In the Drejka case, the defense presented only four witnesses. One was Dr. Daniel Buffington, offered as an expert who refuted the state’s witness who spoke about the effects of the drug MDMA in McGlockton’s system. One was a forensic psychologist meant to explain how people’s perceptions change when they are attacked, and two were use of force experts asked to explain some of the terminology that Drejka used in his police interview, such as the 21-foot-rule and “force multiplier.” Most notable is who was not called to testify during the defense’s case: Michael Drejka himself.

The state cannot call the accused to testify at trial — that’s the Fifth Amendment at play. Don West says, “The only time in a criminal defense trial that the defendant would testify would be during the defense presentation, and only if the defendant chooses to do so.” The decision as to whether to put a defendant on the stand is risky because it gives the prosecution the opportunity to cross-examine the accused and try to undermine his credibility.

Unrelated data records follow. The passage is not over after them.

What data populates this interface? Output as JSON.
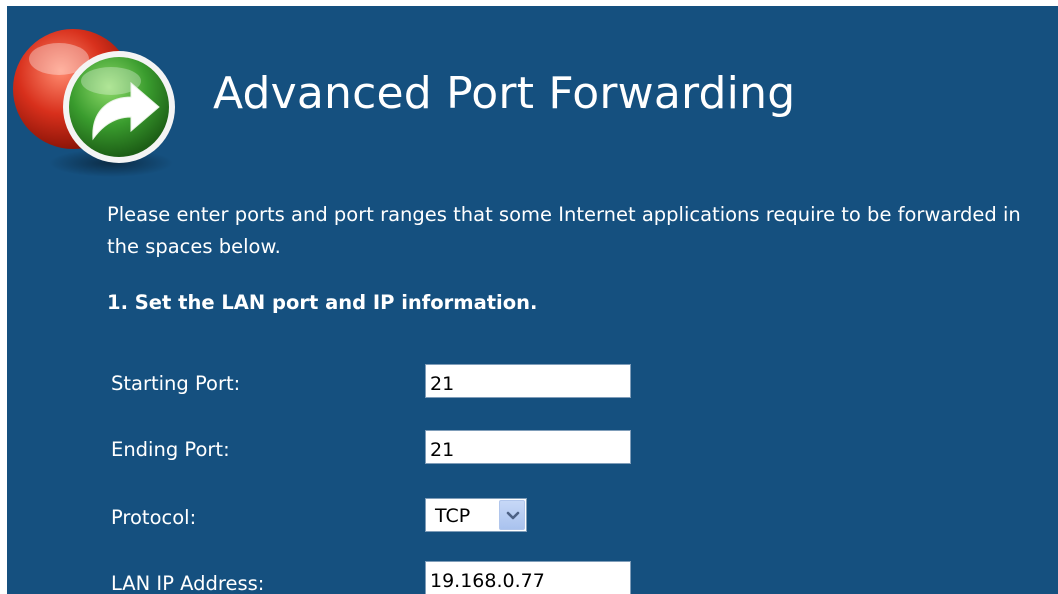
{
  "header": {
    "title": "Advanced Port Forwarding",
    "logo_icon": "forward-arrow-icon"
  },
  "intro": {
    "text": "Please enter ports and port ranges that some Internet applications require to be forwarded in the spaces below."
  },
  "section": {
    "heading": "1. Set the LAN port and IP information."
  },
  "form": {
    "starting_port": {
      "label": "Starting Port:",
      "value": "21"
    },
    "ending_port": {
      "label": "Ending Port:",
      "value": "21"
    },
    "protocol": {
      "label": "Protocol:",
      "value": "TCP"
    },
    "lan_ip": {
      "label": "LAN IP Address:",
      "value": "19.168.0.77"
    }
  },
  "colors": {
    "background": "#15507f",
    "text": "#ffffff",
    "logo_green": "#3fa43a",
    "logo_red": "#d62a1a"
  }
}
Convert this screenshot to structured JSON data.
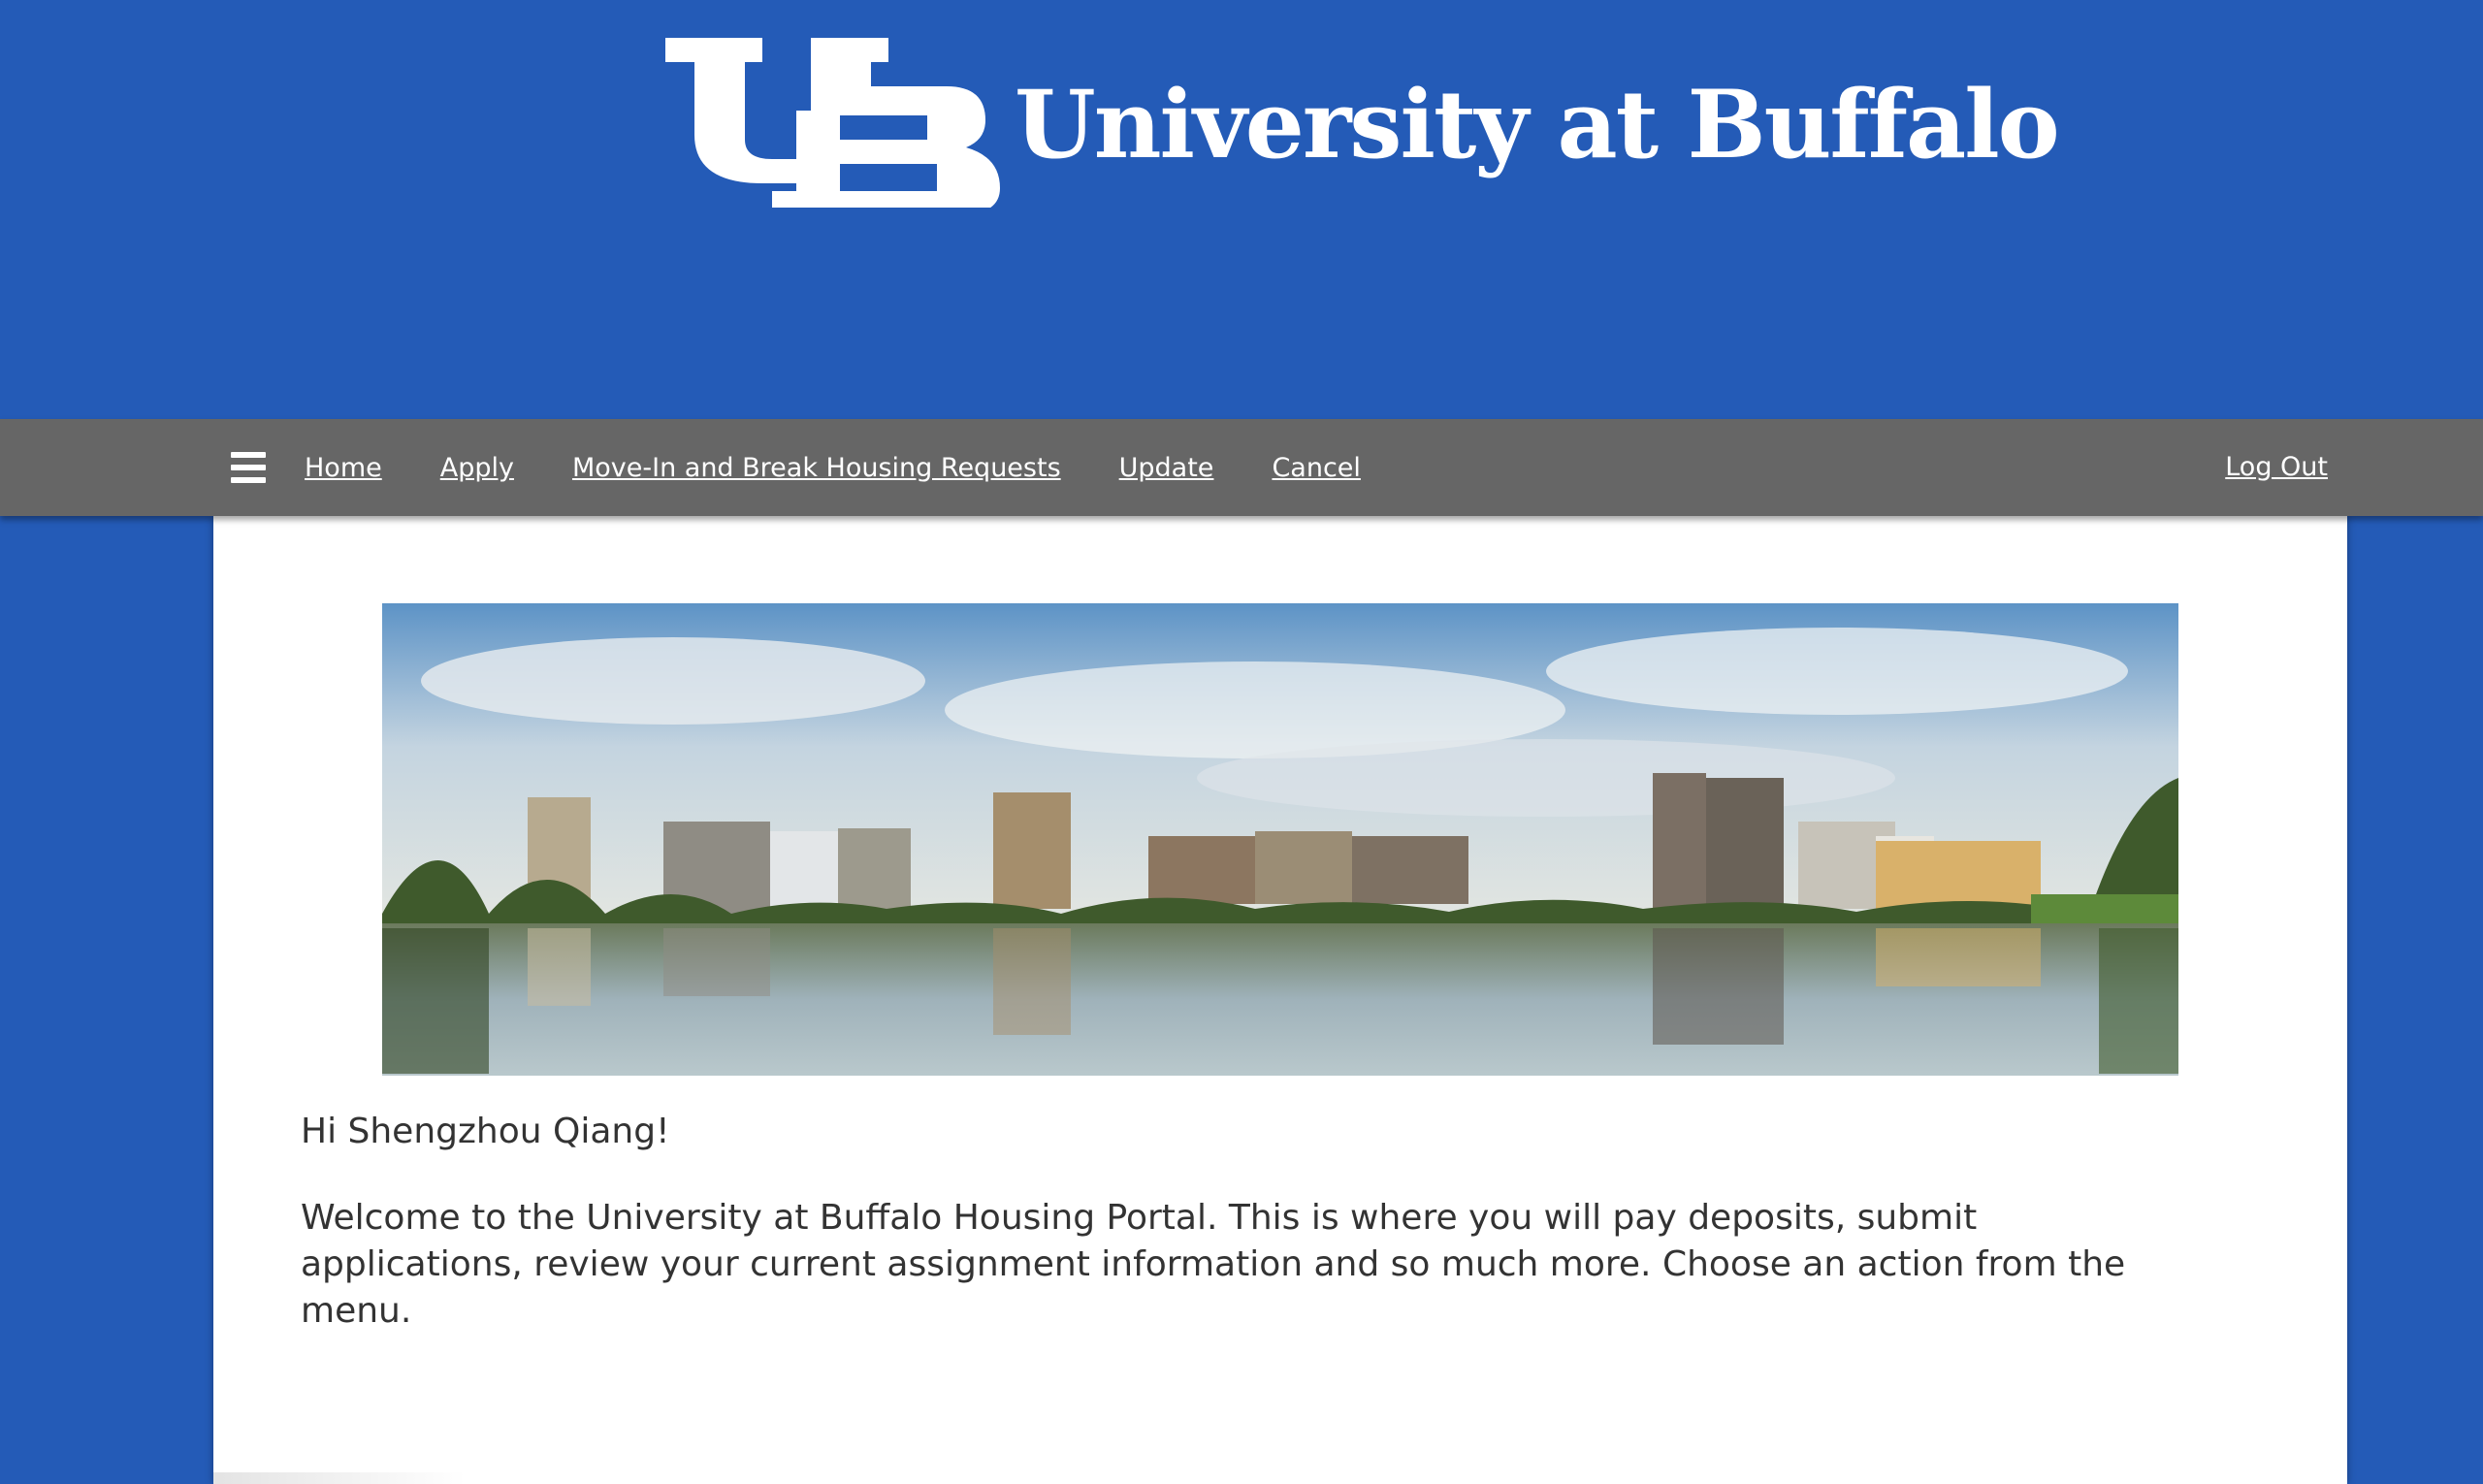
{
  "brand": {
    "name": "University at Buffalo",
    "logo_monogram": "UB"
  },
  "nav": {
    "menu_icon": "hamburger-menu-icon",
    "links": [
      {
        "label": "Home"
      },
      {
        "label": "Apply"
      },
      {
        "label": "Move-In and Break Housing Requests"
      },
      {
        "label": "Update"
      },
      {
        "label": "Cancel"
      }
    ],
    "logout_label": "Log Out"
  },
  "main": {
    "banner_alt": "",
    "greeting": "Hi Shengzhou Qiang!",
    "welcome_text": "Welcome to the University at Buffalo Housing Portal. This is where you will pay deposits, submit applications, review your current assignment information and so much more. Choose an action from the menu."
  },
  "colors": {
    "brand_blue": "#245bb7",
    "nav_gray": "#666666",
    "text": "#333333"
  }
}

In the high profile 2013 murder trial of Jodi Arias, prosecutors subjected the defendant to 19 days of withering cross-examination. While that’s an uncommonly long cross-examination, it illustrates that anything can happen when defense lawyers hand their client over to the prosecutors for questioning.

That said, in a self-defense case, it’s critical that the jury believes the defendant perceived an imminent threat of death or great bodily harm when he chose to use deadly force. It’s difficult to make this claim without it coming directly from the accused’s lips.

Ultimately, in the Michael Drejka case, the defense attorney’s chose not to put their client on the stand. Very likely, they may have felt that recorded statements Drejka made to the police — which the prosecutors played for the jury — were enough to establish Drejka’s claim without the risk of a brutal cross-examination.

Self-defense cases are tricky because, intuitively, it feels like the accused must prove that he acted in self-defense. Thankfully, that’s not the standard. The prosecutor must prove beyond a reasonable doubt that the use of deadly force was not self-defense. Perhaps the defense attorney’s biggest job in a self-defense case is making sure the prosecutors don’t shift their burden. Don West says, “It’s critically important for the jury to know whose job it is to prove the case.” This becomes a key aspect of the closing arguments, which we’ll explore next week.

The lesson for the concealed carrier is that if you’re going to be convicted for a self-defense shooting, a prosecutor will need to prove beyond a reasonable doubt that you did not act in self-defense. The problem is that it is a complicated, counter-intuitive standard, and it takes a savvy defense team to keep the prosecutors from shifting the burden in the eyes of the jury. It also means that to assert a believable self-defense claim, the defendant may have to take the stand so the jury can hear from the shooter himself — and then he must withstand the prosecutor’s best attempt to dispute the claim and undermine his credibility. It’s a risky, high-stakes proposition, and that’s just one of the reasons we urge concealed carriers to always avoid physical confrontations whenever possible.



Shawn Vincent is a litigation consultant who helps select juries in self-defense cases, and he manages public interest of high-profile legal matters.  If you have any questions for Shawn, or would like more articles like this, let us know belo